Sun Microsystems Inc. is teaming with smart card manufacturers Gemplus International SA, Oberthur Cards Systems SA and U.S. technology services company Schlumberger Ltd. to develop interoperable SIM (subscriber identity module) cards using Sun’s Java technology, an Oberthur spokesperson has announced.
The SIM card is a smart card containing a microprocessor and memory which authenticate the user’s identity and can contain other information, such as the user’s credit card information.
Microsoft announces Smart Tag SDK
Microsoft Corp. recently announced the immediate availability of the Smart Tag Software Development Kit (Smart Tag SDK), a free toolkit designed to provide developers with tools and information to build flexible and customized smart tags in Office XP.
Smart tags enable real-time, dynamic recognition of content and offer relevant options to people as they work to allow them to quickly access and analyse information. Using the Smart Tag SDK, developers can now design company- or industry-specific smart tags that will integrate Office XP with information from the Web, enterprise data sources and other desktop applications to expand the Office XP user experience, Microsoft said. Using Office XP and the Smart Tag SDK, developers can quickly create solutions that lower development and deployment costs, reduce training and improve business agility, the company claimed.
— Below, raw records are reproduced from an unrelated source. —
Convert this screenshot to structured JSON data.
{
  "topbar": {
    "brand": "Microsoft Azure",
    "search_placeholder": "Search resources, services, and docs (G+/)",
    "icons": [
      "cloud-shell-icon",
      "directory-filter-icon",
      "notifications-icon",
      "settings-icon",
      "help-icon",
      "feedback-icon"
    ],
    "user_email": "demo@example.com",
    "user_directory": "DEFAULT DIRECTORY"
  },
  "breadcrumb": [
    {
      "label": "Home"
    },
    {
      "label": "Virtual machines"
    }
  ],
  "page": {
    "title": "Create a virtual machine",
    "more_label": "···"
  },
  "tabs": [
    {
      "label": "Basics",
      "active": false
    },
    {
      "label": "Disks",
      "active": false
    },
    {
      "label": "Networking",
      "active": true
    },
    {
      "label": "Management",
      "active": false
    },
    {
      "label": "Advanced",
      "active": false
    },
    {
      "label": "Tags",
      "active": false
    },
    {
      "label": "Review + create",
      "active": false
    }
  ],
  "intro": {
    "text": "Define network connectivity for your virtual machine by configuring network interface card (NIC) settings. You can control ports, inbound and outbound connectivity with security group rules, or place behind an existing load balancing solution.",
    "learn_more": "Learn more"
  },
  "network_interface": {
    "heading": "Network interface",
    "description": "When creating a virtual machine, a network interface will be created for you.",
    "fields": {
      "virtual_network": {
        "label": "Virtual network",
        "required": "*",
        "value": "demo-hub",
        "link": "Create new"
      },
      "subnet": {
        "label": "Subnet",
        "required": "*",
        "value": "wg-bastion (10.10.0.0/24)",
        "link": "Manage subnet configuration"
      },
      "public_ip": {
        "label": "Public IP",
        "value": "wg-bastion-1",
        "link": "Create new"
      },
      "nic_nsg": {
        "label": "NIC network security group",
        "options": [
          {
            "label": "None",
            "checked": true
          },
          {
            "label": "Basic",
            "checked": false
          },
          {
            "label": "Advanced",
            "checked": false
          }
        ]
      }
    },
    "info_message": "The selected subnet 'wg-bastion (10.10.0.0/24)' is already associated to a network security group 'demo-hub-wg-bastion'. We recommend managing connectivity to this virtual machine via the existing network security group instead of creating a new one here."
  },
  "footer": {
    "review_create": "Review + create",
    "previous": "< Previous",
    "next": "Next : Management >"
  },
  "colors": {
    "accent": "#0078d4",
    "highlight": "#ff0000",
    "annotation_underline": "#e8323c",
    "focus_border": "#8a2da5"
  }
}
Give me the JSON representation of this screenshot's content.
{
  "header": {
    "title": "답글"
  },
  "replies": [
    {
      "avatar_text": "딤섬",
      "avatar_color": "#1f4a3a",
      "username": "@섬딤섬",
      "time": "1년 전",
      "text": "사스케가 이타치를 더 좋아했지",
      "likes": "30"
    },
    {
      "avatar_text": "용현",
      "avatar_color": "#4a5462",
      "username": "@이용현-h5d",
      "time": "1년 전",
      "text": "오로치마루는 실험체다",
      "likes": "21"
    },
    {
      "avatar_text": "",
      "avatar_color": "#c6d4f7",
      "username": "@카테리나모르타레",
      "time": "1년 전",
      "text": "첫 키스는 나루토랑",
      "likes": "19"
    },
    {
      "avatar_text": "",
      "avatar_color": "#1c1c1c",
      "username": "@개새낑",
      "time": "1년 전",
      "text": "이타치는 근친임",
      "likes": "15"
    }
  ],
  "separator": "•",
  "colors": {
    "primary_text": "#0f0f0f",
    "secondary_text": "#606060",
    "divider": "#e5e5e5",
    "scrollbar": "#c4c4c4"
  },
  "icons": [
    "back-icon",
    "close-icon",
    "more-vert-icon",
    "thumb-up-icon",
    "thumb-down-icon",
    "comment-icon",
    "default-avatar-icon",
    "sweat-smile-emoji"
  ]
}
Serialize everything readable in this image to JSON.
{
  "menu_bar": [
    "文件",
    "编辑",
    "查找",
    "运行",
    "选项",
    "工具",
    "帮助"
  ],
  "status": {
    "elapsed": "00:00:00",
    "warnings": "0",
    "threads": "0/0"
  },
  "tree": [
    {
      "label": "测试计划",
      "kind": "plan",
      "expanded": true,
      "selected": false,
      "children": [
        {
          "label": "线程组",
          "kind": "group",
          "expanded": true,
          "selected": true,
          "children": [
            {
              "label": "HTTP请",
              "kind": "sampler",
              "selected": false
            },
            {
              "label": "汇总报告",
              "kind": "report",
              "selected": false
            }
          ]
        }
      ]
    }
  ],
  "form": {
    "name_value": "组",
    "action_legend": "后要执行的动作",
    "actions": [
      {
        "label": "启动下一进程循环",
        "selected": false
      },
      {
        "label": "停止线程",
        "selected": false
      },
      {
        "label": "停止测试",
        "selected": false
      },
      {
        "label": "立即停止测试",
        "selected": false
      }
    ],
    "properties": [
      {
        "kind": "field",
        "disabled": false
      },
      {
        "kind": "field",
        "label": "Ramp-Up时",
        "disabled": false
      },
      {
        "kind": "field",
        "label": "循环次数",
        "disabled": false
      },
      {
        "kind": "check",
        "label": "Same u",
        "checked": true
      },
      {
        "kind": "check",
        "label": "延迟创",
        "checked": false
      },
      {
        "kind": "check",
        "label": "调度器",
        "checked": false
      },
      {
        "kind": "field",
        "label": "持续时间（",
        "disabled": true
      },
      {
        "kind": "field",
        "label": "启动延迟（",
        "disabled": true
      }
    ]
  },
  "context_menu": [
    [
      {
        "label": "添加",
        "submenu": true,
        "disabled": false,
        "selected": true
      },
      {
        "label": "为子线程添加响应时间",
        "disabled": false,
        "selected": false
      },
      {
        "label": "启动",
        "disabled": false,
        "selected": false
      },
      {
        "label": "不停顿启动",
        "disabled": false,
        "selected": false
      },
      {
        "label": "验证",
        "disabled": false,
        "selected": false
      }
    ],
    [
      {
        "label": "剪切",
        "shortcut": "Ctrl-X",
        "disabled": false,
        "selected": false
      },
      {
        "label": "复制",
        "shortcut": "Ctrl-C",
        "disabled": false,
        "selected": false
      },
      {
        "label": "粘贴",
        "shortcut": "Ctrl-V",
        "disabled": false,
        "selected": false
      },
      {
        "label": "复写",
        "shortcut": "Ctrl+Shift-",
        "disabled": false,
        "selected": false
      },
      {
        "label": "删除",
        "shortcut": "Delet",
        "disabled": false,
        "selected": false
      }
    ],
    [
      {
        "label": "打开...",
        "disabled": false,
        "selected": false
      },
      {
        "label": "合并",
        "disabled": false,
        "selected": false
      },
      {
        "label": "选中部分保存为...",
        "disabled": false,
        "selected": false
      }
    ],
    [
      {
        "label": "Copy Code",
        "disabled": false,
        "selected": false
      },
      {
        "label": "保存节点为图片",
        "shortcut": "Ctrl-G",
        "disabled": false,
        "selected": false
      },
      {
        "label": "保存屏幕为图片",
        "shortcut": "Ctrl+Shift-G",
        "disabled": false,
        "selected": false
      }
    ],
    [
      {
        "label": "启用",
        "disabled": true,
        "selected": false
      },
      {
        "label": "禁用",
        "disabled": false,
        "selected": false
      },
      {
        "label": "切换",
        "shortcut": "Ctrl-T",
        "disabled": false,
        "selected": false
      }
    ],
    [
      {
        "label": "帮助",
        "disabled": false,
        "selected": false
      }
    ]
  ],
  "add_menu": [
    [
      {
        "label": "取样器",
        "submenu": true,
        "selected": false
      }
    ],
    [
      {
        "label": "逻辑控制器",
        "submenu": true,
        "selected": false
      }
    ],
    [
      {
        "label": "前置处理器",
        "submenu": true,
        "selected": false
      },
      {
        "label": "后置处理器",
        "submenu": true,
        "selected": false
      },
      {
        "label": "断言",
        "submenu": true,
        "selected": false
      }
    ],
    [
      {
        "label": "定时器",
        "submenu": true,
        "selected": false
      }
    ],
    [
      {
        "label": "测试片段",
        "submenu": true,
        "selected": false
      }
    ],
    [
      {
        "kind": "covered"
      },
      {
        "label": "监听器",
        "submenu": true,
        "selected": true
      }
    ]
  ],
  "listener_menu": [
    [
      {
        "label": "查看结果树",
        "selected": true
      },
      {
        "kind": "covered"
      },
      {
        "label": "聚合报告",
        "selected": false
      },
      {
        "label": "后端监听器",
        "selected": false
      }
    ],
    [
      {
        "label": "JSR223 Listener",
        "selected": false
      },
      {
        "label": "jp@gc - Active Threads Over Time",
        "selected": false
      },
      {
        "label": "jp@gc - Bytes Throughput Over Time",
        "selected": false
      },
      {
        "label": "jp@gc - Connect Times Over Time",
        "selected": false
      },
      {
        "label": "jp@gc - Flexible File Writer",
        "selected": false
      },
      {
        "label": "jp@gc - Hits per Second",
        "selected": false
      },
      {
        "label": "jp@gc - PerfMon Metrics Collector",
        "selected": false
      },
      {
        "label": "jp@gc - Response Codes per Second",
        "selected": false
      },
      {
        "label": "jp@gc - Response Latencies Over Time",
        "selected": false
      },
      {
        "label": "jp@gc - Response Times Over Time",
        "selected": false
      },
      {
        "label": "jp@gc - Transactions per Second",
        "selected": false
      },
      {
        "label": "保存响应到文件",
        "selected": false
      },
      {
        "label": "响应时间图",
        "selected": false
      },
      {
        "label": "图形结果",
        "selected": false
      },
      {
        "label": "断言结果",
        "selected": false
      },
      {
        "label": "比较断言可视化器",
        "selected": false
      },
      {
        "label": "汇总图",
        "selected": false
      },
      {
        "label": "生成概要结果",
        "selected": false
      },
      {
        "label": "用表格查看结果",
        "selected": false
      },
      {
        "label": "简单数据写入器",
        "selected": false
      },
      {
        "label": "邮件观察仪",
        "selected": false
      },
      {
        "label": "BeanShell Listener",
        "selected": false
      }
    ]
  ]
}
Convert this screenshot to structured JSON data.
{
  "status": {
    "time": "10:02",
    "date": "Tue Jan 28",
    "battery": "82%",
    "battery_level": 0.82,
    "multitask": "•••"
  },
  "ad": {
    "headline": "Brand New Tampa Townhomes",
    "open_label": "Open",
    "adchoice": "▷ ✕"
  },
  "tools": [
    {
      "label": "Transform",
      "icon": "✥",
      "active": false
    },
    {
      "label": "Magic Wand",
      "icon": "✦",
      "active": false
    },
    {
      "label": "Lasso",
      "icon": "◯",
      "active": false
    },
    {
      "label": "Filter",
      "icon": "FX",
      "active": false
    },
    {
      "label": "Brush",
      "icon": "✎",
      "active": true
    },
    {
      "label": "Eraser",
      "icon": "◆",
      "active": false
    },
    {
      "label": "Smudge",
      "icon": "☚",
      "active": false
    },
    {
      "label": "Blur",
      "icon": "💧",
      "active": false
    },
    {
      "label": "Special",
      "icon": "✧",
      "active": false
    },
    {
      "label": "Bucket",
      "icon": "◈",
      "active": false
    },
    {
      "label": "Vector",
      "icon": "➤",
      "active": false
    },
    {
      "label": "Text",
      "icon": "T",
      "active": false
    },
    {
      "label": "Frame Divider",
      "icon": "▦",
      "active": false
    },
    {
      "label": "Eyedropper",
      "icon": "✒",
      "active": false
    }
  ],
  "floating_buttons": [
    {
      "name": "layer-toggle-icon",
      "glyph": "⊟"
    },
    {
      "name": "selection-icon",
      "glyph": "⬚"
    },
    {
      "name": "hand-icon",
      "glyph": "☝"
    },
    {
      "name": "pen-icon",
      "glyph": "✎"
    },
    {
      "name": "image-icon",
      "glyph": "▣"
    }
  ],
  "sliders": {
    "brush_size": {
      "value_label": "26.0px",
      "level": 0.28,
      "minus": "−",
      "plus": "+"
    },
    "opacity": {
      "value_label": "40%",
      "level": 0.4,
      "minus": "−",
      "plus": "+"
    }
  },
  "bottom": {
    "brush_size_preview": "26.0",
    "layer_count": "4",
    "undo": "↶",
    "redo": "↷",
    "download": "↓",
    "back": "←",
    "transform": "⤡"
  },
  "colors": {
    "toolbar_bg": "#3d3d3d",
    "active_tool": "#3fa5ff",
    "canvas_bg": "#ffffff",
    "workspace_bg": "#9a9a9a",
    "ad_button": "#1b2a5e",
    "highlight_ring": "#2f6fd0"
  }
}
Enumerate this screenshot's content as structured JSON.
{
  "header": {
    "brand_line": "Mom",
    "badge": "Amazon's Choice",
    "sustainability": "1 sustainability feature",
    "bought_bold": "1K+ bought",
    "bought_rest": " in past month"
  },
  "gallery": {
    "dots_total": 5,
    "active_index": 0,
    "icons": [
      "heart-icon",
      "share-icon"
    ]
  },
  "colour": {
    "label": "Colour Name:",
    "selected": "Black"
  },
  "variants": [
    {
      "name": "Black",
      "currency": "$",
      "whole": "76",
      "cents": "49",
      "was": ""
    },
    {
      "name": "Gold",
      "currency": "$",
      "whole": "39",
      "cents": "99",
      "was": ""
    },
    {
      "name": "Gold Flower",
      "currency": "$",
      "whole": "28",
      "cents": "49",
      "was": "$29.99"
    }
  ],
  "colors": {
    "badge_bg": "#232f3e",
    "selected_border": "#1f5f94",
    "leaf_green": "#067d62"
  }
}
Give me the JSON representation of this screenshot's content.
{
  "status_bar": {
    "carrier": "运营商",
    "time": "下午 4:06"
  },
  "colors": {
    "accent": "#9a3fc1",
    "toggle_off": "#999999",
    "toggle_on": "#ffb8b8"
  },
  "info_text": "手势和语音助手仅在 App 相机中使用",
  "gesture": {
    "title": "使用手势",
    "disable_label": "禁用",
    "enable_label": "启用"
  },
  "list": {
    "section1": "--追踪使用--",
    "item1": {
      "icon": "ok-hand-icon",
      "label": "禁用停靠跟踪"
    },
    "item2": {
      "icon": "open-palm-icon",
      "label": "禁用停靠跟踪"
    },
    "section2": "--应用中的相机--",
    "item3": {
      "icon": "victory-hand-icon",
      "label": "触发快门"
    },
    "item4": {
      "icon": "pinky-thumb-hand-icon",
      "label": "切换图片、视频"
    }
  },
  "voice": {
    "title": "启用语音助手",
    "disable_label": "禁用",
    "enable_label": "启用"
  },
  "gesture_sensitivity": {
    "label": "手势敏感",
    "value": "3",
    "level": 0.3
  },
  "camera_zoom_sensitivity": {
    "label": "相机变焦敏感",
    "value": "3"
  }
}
IBM simulator released to public
A new tool to help predict the performance of Bluetooth wireless hardware technologies on corporate networks is now available for free download from developerWorks (www.ibm.com/developerWorks), IBM’s on-line resource for developers.
The new technology, called BlueHoc, is available for free use through IBM’s Public License on developerWorks’ Open Source Zone. BlueHoc provides a simulated Bluetooth environment, allowing developers to design and construct applications that will successfully interface with other wireless Bluetooth devices. Because BlueHoc is an Open Source project, developers can access the source code and adapt it to their own specific application requirements. BlueHoc works by simulating the lower layers of Bluetooth specifications for wireless systems and protocols. BlueHoc also simulates an ad-hoc indoor wireless environment comprising several Bluetooth devices. The BlueHoc simulation complements IBM’s BlueDrekar technology, IBM’s wireless middleware for Linux, by focusing on the part of the Bluetooth protocol stack which is implemented in hardware. BlueDrekar is concentrated on Bluetooth software. Typical applications for the BlueHoc simulation tool include: studying the feasibility and performance of several simulated TCP/IP applications over Bluetooth, examining device discovery and connection establishment delays in Bluetooth, investigating medium access scheduling (MAC) policies for Bluetooth and proposing improvements in Bluetooth technology.